“I would like to see the governor do everything in his power to investigate what has gone on,” said Chuck Fager, a member of Stop Torture Now.
Fager and other group members have called on state and local officials to take action for years; most have said the issue should be addressed at the federal level.
The Senate report further confirms the North Carolina connection. While Aero Contractors isn’t specifically named, the report lists 17 detainees who were transported by the company, Stop Torture Now says.
“It was wrong for our state to be an enabler of these unspeakable acts,” George Reed, executive director of the N.C. Council of Churches, said Friday at the rally.
Stop Torture Now also asks McCrory to hold officials “accountable” for what they term the “misuse” of state facilities. The letter doesn’t list specific officials, but the group repeatedly called on Johnston County Commissioners – who oversee the airport that hosts Aero Contractors – to ban the company.
Commissioners declined, with one saying that “I’m not going to touch that thing, not as long as they are a good job provider.”
The group wants a state investigation to result in the public release of the names of torture survivors with links to North Carolina and a formal apology and restitution payments from the state.
Deborah Weissman, the UNC law professor who issued a report on Aero’s torture involvement, said the detainees should be recognized by the state, including an Italian citizen who she said was released “without one shred of evidence to show he was involved with terrorist activity.”

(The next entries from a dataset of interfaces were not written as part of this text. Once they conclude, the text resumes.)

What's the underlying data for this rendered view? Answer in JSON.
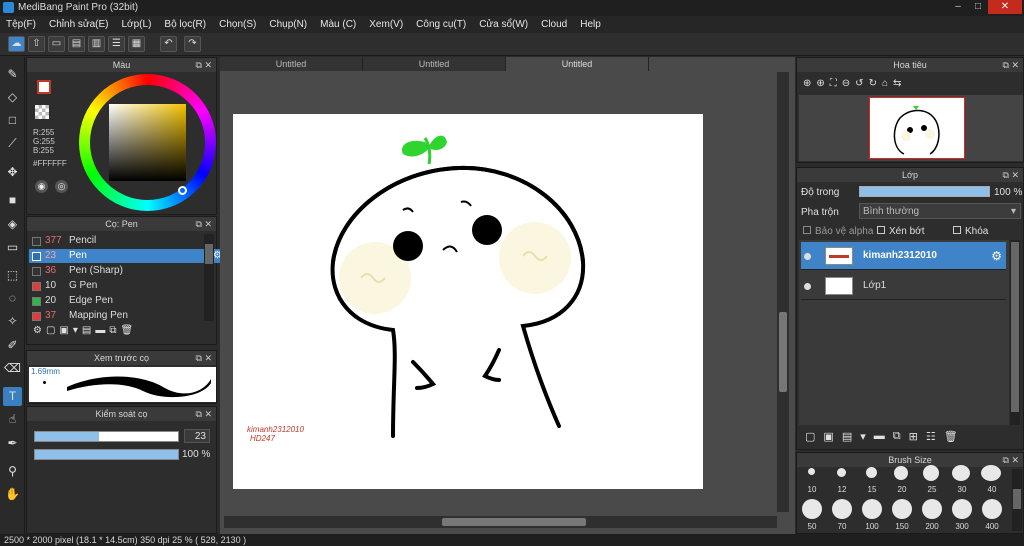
{
  "window": {
    "title": "MediBang Paint Pro (32bit)",
    "controls": [
      "–",
      "□",
      "✕"
    ]
  },
  "menu": [
    "Tệp(F)",
    "Chỉnh sửa(E)",
    "Lớp(L)",
    "Bộ lọc(R)",
    "Chọn(S)",
    "Chụp(N)",
    "Màu (C)",
    "Xem(V)",
    "Công cụ(T)",
    "Cửa sổ(W)",
    "Cloud",
    "Help"
  ],
  "color_panel": {
    "title": "Màu",
    "r": "R:255",
    "g": "G:255",
    "b": "B:255",
    "hex": "#FFFFFF",
    "primary_color": "#ffffff",
    "secondary_color": "#c0392b"
  },
  "brush_panel": {
    "title": "Cọ: Pen",
    "items": [
      {
        "size": "377",
        "name": "Pencil",
        "color": "#333333"
      },
      {
        "size": "23",
        "name": "Pen",
        "color": "#2a6fb8"
      },
      {
        "size": "36",
        "name": "Pen (Sharp)",
        "color": "#333333"
      },
      {
        "size": "10",
        "name": "G Pen",
        "color": "#e23b3b"
      },
      {
        "size": "20",
        "name": "Edge Pen",
        "color": "#2fb34a"
      },
      {
        "size": "37",
        "name": "Mapping Pen",
        "color": "#e23b3b"
      }
    ]
  },
  "preview_panel": {
    "title": "Xem trước cọ",
    "size": "1.69mm"
  },
  "control_panel": {
    "title": "Kiểm soát cọ",
    "size_value": "23",
    "opacity_value": "100 %",
    "size_fill": 0.45,
    "opacity_fill": 1.0
  },
  "tabs": [
    "Untitled",
    "Untitled",
    "Untitled"
  ],
  "canvas": {
    "signature_line1": "kimanh2312010",
    "signature_line2": "HD247"
  },
  "navigator_panel": {
    "title": "Hoa tiêu"
  },
  "layer_panel": {
    "title": "Lớp",
    "opacity_label": "Độ trong",
    "opacity_value": "100 %",
    "blend_label": "Pha trộn",
    "blend_value": "Bình thường",
    "protect_alpha": "Bảo vệ alpha",
    "clipping": "Xén bớt",
    "lock": "Khóa",
    "layers": [
      {
        "name": "kimanh2312010",
        "selected": true
      },
      {
        "name": "Lớp1",
        "selected": false
      }
    ]
  },
  "brush_size_panel": {
    "title": "Brush Size",
    "row1": [
      "10",
      "12",
      "15",
      "20",
      "25",
      "30",
      "40"
    ],
    "row2": [
      "50",
      "70",
      "100",
      "150",
      "200",
      "300",
      "400"
    ]
  },
  "status": {
    "text": "2500 * 2000 pixel   (18.1 * 14.5cm)   350 dpi   25 %   ( 528, 2130 )"
  }
}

“He wants an apology,” Weissman said. “He is entitled by law to have an apology.”